President Trump on Sept. 10. Photo: Mandel Ngan/AFP via Getty Images

A three-judge federal court in New York on Thursday blocked the Trump administration's push to exclude undocumented immigrants from influencing congressional apportionment as determined by the 2020 Census.

Why it matters: Removing unauthorized immigrants from the census this year would cause California, Texas and Florida to lose at least one House seat they otherwise would have been awarded based on respective population increases, the Pew Research Center found this summer.

The big picture: Eight legal challenges emerged in response to Trump's executive memo to alter the census in July, per NPR.

  • There are less than three weeks to go before the U.S. Census ends. The count has been complicated by the coronavirus pandemic thwarting in-person events, door-knocking campaigns and other response strategies, Axios' Kim Hart reports.

What they're saying: “This is a huge victory for voting rights and for immigrants' rights," Dale Ho, director of the ACLU's Voting Rights Project, said in a statement. "President Trump has tried and failed yet again to weaponize the census against immigrant communities. The law is clear — every person counts in the census."

  • When signing the memo on the census, Trump claimed in a statement there "used to be a time when you could proudly declare, 'I am a citizen of the United States.' But now, the radical left is trying to erase the existence of this concept and conceal the number of illegal aliens in our country."

What's next: Thursday's ruling is likely to be appealed straight to the Supreme Court, NPR reports.

Go deeper

Felix Salmon, author of Capital
Sep 17, 2020 - Economy & Business

Income inequality gap widened to record highs in 2019

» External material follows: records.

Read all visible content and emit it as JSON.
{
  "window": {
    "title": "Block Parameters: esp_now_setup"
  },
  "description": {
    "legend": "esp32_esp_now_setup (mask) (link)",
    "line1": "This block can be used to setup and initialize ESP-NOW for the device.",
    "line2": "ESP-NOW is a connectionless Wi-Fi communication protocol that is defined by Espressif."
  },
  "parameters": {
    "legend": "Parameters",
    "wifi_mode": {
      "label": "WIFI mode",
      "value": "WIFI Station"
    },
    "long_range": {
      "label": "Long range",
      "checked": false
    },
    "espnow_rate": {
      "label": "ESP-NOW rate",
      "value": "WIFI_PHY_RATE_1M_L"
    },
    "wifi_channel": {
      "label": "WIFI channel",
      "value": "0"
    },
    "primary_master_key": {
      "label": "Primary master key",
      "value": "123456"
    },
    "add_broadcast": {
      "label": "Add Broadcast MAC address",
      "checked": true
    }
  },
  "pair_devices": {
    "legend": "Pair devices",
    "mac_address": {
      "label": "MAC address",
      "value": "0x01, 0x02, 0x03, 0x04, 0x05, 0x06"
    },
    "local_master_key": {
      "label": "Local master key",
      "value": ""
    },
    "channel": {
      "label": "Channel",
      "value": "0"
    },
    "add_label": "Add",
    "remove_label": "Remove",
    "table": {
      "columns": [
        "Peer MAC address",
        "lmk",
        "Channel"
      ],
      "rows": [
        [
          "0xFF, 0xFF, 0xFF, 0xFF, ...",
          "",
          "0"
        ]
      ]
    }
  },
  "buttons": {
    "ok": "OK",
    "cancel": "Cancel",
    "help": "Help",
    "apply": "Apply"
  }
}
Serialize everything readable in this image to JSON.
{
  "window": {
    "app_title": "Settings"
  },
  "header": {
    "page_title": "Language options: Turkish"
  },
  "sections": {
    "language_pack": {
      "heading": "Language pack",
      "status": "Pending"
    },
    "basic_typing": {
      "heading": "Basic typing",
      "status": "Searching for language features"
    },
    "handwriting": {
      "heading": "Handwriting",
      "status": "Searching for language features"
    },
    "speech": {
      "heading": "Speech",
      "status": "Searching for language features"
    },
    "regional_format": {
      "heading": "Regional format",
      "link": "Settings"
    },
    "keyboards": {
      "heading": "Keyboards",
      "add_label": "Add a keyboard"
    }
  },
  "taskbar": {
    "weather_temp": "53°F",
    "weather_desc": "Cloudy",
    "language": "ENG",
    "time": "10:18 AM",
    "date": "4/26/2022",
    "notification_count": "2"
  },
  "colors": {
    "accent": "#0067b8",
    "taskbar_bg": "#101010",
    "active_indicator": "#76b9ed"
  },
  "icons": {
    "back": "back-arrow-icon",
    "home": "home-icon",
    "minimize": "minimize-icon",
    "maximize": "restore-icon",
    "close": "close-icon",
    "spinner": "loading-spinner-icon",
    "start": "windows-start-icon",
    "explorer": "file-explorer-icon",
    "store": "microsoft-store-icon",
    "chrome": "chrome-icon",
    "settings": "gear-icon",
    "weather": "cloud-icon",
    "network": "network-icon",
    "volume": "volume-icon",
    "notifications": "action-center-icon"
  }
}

Data: Census Bureau; Chart: Axios Visuals

If your household has an income of more than $200,000 per year, it was always in the top 10% — until 2019.

By the numbers: New data from the Census Bureau shows that the gap between the richest and everybody else widened to record highs in 2019.

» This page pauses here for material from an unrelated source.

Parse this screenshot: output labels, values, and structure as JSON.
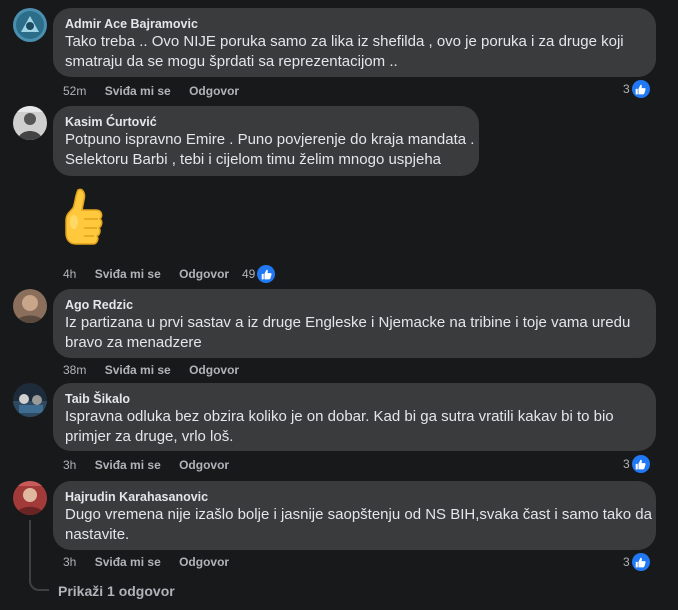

Biden: The next president should decide on Ginsburg’s replacement

Joe Biden. Photo: Drew Angerer / Getty Images

Joe Biden is calling for the winner of November's presidential election to select Ruth Bader Ginsburg's replacement on the Supreme Court.

What he's saying: "[L]et me be clear: The voters should pick the president and the president should pick the justice for the Senate to consider," Biden said. "This was the position the Republican Senate took in 2016 when there were almost 10 months to go before the election. That's the position the United States Senate must take today, and the election's only 46 days off.

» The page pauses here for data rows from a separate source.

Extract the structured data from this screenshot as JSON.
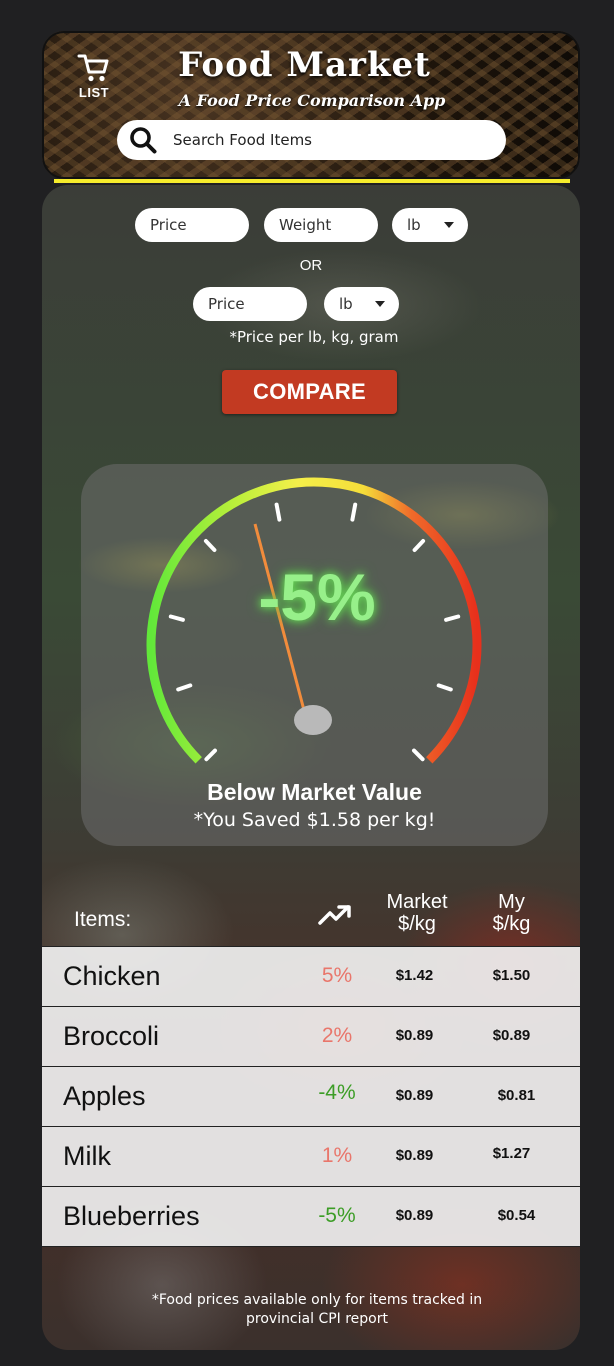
{
  "header": {
    "cart_label": "LIST",
    "title": "Food Market",
    "subtitle": "A Food Price Comparison App",
    "search_placeholder": "Search Food Items"
  },
  "form": {
    "price_placeholder": "Price",
    "weight_placeholder": "Weight",
    "unit_selected": "lb",
    "or_label": "OR",
    "price2_placeholder": "Price",
    "unit2_selected": "lb",
    "note": "*Price per lb, kg, gram",
    "compare_label": "COMPARE"
  },
  "gauge": {
    "percent_label": "-5%",
    "percent_value": -5,
    "status": "Below Market Value",
    "saved": "*You Saved $1.58 per kg!"
  },
  "table": {
    "items_label": "Items:",
    "trend_icon": "trending-up-icon",
    "market_header_1": "Market",
    "market_header_2": "$/kg",
    "my_header_1": "My",
    "my_header_2": "$/kg",
    "rows": [
      {
        "name": "Chicken",
        "change": "5%",
        "market": "$1.42",
        "my": "$1.50",
        "dir": "up"
      },
      {
        "name": "Broccoli",
        "change": "2%",
        "market": "$0.89",
        "my": "$0.89",
        "dir": "up"
      },
      {
        "name": "Apples",
        "change": "-4%",
        "market": "$0.89",
        "my": "$0.81",
        "dir": "down"
      },
      {
        "name": "Milk",
        "change": "1%",
        "market": "$0.89",
        "my": "$1.27",
        "dir": "up"
      },
      {
        "name": "Blueberries",
        "change": "-5%",
        "market": "$0.89",
        "my": "$0.54",
        "dir": "down"
      }
    ]
  },
  "footnote": "*Food prices available only for items tracked in provincial CPI report",
  "colors": {
    "accent_line": "#f6ec2c",
    "compare_button": "#c23a22",
    "increase_text": "#e9766b",
    "decrease_text": "#3c9d26"
  }
}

Trump, McConnell to move fast to replace Ginsburg

Photo: Alex Wong/Getty Images

President Trump will move within days to nominate his third Supreme Court justice in just three-plus short years — and shape the court for literally decades to come, top Republican sources tell Axios.

Driving the news: Senate Majority Leader Mitch McConnell and Senate Republicans are ready to move to confirm Trump's nominee before Election Day, just 46 days away, setting up one of the most consequential periods of our lifetimes, the sources say.